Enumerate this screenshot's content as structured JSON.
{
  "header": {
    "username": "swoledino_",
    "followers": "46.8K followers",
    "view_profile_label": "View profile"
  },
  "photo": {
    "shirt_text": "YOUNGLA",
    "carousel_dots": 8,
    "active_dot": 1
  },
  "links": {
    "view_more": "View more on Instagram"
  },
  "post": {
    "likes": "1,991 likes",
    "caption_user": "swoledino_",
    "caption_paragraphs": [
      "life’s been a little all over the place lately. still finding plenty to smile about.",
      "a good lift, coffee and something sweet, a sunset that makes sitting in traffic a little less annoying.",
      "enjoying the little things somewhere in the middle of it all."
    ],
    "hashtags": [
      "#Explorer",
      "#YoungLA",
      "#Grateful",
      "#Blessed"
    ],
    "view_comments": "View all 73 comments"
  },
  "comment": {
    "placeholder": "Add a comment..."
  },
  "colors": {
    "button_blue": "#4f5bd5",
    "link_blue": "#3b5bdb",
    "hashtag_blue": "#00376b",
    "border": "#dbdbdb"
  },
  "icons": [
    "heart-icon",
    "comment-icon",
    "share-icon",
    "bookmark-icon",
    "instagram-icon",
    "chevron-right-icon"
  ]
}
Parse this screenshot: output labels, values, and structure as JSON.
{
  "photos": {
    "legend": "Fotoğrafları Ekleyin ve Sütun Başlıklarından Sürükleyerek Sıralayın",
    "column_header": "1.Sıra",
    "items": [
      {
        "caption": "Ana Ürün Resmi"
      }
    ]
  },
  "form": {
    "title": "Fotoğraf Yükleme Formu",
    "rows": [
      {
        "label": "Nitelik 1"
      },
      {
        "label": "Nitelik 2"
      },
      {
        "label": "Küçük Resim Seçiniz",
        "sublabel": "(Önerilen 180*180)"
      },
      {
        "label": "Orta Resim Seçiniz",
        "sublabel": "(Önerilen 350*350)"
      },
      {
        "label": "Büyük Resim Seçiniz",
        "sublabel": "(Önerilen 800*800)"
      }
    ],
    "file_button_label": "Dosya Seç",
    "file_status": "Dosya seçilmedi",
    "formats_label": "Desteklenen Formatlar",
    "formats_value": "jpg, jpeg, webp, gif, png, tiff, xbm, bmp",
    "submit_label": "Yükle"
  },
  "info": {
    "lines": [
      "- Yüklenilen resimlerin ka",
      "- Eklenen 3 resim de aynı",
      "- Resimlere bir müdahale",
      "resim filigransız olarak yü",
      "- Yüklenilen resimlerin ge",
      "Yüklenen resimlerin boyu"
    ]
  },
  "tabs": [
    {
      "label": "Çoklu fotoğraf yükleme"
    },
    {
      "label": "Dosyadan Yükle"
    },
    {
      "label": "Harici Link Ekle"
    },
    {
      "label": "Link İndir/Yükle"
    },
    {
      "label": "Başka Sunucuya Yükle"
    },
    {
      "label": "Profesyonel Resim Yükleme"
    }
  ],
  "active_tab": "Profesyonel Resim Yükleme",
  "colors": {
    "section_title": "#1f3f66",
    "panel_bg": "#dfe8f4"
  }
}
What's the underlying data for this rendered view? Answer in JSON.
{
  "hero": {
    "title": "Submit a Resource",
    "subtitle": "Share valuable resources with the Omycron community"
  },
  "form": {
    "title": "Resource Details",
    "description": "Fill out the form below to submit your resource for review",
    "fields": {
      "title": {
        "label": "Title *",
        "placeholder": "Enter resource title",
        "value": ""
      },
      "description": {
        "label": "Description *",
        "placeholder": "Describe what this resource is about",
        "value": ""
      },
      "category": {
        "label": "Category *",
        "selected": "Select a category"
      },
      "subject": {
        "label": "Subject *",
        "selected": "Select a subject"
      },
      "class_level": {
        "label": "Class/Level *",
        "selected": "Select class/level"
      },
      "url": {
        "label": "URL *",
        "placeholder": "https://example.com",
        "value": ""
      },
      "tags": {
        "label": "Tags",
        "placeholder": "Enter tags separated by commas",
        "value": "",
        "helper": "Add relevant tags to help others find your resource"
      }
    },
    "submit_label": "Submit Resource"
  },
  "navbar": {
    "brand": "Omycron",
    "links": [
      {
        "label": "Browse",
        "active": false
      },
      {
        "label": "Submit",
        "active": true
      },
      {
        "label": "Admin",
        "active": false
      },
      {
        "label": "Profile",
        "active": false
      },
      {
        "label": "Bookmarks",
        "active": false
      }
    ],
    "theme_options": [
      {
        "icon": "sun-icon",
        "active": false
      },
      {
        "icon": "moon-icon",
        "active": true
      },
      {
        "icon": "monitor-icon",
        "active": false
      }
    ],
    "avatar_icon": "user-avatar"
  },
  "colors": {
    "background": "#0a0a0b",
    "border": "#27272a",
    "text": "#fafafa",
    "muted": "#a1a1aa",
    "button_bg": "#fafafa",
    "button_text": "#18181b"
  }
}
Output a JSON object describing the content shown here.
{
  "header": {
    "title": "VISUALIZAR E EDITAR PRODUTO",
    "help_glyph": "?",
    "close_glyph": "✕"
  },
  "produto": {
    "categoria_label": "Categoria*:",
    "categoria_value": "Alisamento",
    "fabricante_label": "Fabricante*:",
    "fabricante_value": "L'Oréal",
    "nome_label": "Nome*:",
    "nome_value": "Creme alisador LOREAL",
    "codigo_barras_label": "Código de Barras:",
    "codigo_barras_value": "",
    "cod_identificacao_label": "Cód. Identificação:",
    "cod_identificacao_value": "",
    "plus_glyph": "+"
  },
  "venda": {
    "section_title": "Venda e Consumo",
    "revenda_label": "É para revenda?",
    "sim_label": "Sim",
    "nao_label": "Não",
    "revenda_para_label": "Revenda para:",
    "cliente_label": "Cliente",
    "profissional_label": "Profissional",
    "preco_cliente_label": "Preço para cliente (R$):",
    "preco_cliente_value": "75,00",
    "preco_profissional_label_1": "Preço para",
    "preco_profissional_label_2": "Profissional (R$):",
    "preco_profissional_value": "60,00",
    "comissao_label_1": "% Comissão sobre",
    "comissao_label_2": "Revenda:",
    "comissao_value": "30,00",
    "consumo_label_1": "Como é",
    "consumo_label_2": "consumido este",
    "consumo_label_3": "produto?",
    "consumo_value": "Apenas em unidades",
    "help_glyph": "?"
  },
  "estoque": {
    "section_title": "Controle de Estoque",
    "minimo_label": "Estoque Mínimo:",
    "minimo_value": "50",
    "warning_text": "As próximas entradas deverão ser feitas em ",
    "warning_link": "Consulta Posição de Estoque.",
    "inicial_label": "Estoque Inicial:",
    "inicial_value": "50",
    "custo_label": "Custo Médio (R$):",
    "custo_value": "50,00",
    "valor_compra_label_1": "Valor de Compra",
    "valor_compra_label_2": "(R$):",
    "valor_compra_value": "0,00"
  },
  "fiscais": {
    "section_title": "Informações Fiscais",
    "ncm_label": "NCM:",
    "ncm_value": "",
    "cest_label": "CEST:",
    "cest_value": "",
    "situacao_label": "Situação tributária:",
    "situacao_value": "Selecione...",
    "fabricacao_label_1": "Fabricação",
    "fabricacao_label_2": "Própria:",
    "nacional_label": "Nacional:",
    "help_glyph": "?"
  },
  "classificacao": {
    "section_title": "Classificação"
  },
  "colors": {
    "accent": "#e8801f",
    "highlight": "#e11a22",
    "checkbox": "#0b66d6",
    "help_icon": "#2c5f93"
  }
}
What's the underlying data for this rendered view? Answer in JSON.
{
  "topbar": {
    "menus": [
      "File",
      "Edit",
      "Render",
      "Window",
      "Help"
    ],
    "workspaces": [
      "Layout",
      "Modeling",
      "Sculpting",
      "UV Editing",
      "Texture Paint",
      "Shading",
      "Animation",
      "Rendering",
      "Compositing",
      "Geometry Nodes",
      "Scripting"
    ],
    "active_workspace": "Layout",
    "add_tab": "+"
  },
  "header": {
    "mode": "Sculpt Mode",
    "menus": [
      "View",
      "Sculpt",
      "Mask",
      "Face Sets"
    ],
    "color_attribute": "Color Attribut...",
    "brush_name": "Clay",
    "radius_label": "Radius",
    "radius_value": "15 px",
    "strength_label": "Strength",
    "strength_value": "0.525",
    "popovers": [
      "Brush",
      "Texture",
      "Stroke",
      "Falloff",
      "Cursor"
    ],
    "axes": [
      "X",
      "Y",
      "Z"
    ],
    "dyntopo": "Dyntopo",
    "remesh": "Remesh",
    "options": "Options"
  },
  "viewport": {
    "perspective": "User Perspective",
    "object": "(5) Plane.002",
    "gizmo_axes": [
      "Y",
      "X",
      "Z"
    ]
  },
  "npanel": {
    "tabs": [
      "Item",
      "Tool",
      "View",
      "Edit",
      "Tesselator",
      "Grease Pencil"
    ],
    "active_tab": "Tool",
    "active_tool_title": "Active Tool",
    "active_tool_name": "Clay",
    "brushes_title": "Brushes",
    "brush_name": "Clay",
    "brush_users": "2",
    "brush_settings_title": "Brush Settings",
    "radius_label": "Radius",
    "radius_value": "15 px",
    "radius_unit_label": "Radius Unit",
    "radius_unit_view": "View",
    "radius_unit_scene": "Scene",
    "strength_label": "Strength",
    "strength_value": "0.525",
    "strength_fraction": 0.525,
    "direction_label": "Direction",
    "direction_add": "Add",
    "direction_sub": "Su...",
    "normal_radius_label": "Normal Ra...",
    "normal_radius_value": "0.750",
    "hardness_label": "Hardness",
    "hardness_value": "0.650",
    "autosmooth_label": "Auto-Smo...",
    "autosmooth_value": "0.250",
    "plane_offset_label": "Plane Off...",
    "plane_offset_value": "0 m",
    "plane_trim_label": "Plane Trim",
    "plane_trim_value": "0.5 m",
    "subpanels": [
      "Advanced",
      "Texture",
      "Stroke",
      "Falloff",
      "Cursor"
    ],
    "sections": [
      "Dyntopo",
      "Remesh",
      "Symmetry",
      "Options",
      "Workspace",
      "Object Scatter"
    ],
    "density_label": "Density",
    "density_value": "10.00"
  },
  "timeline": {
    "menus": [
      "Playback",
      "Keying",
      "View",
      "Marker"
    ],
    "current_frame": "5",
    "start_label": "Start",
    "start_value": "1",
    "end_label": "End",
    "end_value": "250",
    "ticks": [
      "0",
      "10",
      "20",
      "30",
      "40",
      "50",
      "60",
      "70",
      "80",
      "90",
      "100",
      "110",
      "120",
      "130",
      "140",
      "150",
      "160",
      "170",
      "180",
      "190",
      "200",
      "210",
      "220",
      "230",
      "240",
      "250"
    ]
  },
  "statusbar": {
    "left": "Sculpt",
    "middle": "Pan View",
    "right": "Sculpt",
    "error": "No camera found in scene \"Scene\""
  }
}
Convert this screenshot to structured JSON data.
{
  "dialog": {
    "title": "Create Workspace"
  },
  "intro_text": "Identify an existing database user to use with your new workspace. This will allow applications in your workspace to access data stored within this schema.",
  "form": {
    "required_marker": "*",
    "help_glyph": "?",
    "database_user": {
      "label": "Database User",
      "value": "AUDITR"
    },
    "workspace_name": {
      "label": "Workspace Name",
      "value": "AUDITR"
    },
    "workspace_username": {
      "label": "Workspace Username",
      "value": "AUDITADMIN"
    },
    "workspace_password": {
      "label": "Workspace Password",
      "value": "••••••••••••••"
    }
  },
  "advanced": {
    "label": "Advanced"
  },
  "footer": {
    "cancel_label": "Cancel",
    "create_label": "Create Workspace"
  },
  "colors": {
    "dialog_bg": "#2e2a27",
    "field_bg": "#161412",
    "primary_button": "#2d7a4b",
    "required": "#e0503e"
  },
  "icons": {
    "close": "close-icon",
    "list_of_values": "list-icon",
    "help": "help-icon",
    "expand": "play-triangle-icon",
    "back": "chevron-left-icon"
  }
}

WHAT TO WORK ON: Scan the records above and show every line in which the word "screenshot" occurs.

REPLY TO THE TASK:
Enumerate this screenshot's content as structured JSON.
Parse this screenshot: output labels, values, and structure as JSON.
Convert this screenshot to structured JSON data.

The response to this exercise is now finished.